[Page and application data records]

□ □ □

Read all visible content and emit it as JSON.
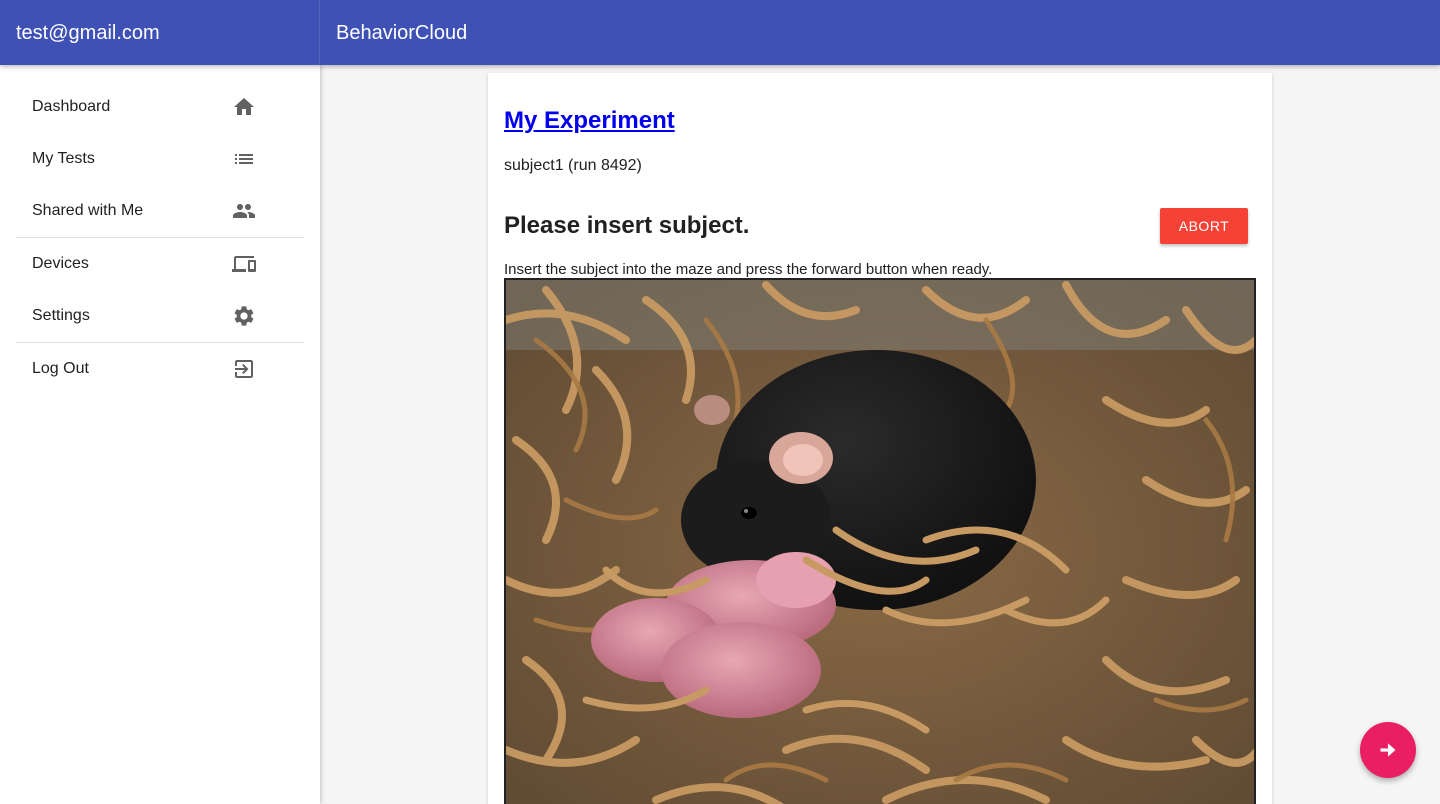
{
  "header": {
    "account_email": "test@gmail.com",
    "app_title": "BehaviorCloud"
  },
  "sidebar": {
    "items": [
      {
        "label": "Dashboard",
        "icon": "home-icon"
      },
      {
        "label": "My Tests",
        "icon": "list-icon"
      },
      {
        "label": "Shared with Me",
        "icon": "people-icon"
      },
      {
        "label": "Devices",
        "icon": "devices-icon"
      },
      {
        "label": "Settings",
        "icon": "gear-icon"
      },
      {
        "label": "Log Out",
        "icon": "logout-icon"
      }
    ]
  },
  "main": {
    "experiment_link": "My Experiment",
    "subject_line": "subject1 (run 8492)",
    "prompt_title": "Please insert subject.",
    "abort_label": "ABORT",
    "instruction": "Insert the subject into the maze and press the forward button when ready.",
    "photo_icon": "mouse-nest-photo",
    "fab_icon": "forward-arrow-icon"
  },
  "colors": {
    "app_bar": "#3f51b5",
    "abort": "#f44336",
    "fab": "#e91e63",
    "link": "#0000ee"
  }
}
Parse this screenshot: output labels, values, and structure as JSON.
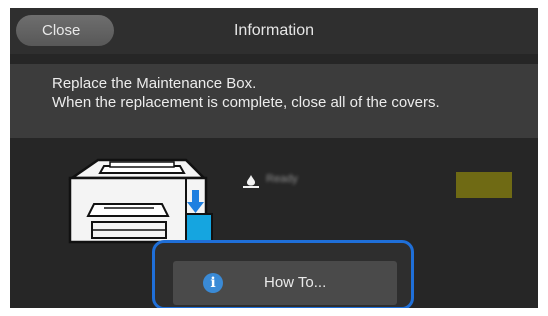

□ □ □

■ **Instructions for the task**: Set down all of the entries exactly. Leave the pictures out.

■ **Response to this task**:
Read all visible content and emit it as JSON.
{
  "header": {
    "account_email": "test@gmail.com",
    "app_title": "BehaviorCloud"
  },
  "sidebar": {
    "items": [
      {
        "label": "Dashboard",
        "icon": "home-icon"
      },
      {
        "label": "My Tests",
        "icon": "list-icon"
      },
      {
        "label": "Shared with Me",
        "icon": "people-icon"
      },
      {
        "label": "Devices",
        "icon": "devices-icon"
      },
      {
        "label": "Settings",
        "icon": "gear-icon"
      },
      {
        "label": "Log Out",
        "icon": "logout-icon"
      }
    ]
  },
  "main": {
    "experiment_link": "My Experiment",
    "subject_line": "subject1 (run 8492)",
    "prompt_title": "Please insert subject.",
    "abort_label": "ABORT",
    "instruction": "Insert the subject into the maze and press the forward button when ready.",
    "photo_icon": "mouse-nest-photo",
    "fab_icon": "forward-arrow-icon"
  },
  "colors": {
    "app_bar": "#3f51b5",
    "abort": "#f44336",
    "fab": "#e91e63",
    "link": "#0000ee"
  }
}
Parse this screenshot: output labels, values, and structure as JSON.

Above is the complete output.